**Your goal:** In the listing below, locate the lines bearing the word "Customers". Copy every one of them.

**Dataset extract:**
··········
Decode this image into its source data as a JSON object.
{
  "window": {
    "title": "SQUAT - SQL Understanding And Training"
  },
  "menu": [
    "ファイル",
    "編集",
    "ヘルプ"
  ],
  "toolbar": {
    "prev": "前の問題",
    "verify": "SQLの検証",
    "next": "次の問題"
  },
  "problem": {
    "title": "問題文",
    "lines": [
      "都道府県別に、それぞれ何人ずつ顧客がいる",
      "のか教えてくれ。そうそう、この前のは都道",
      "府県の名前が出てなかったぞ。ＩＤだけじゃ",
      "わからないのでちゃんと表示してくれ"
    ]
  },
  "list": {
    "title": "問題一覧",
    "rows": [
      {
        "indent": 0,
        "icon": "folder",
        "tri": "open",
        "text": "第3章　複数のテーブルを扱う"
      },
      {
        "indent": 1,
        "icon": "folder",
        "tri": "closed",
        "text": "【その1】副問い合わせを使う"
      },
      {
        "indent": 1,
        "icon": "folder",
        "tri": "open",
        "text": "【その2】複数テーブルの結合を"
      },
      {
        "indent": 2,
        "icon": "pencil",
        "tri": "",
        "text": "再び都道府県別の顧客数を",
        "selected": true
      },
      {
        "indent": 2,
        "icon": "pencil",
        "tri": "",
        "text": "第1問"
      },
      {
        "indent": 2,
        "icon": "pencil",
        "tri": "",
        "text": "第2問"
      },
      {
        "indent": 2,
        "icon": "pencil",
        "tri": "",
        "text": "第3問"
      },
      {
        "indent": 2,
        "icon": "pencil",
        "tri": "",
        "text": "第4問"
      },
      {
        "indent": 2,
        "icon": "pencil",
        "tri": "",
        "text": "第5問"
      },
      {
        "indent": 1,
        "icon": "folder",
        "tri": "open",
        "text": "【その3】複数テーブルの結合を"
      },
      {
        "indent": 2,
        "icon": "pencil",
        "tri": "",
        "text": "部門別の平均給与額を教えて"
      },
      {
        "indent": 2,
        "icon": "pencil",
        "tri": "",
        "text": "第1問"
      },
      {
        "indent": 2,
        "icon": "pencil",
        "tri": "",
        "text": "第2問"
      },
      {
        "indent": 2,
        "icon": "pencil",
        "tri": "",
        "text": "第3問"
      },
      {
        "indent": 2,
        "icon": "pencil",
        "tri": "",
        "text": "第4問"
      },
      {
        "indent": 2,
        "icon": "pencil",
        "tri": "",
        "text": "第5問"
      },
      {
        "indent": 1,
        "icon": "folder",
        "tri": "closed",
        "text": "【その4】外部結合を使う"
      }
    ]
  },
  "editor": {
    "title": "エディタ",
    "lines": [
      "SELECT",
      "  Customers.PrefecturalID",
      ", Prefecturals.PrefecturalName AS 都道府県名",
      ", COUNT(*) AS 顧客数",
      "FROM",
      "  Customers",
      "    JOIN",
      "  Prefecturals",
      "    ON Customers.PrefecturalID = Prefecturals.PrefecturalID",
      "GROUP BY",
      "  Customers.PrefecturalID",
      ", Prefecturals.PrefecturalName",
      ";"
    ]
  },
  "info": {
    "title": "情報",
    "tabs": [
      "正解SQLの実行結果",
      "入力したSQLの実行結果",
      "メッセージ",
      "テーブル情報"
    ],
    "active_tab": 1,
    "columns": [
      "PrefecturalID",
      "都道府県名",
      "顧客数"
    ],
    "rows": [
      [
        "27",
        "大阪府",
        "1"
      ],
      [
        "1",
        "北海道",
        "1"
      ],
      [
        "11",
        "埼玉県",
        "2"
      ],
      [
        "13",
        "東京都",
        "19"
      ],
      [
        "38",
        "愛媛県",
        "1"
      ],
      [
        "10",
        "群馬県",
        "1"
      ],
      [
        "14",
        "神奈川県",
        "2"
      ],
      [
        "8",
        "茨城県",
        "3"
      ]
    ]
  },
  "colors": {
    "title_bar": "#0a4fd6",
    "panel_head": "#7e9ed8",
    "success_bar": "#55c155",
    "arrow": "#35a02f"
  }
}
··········
**Result of this exercise:**
      "  Customers.PrefecturalID",
      "  Customers",
      "    ON Customers.PrefecturalID = Prefecturals.PrefecturalID",
      "  Customers.PrefecturalID",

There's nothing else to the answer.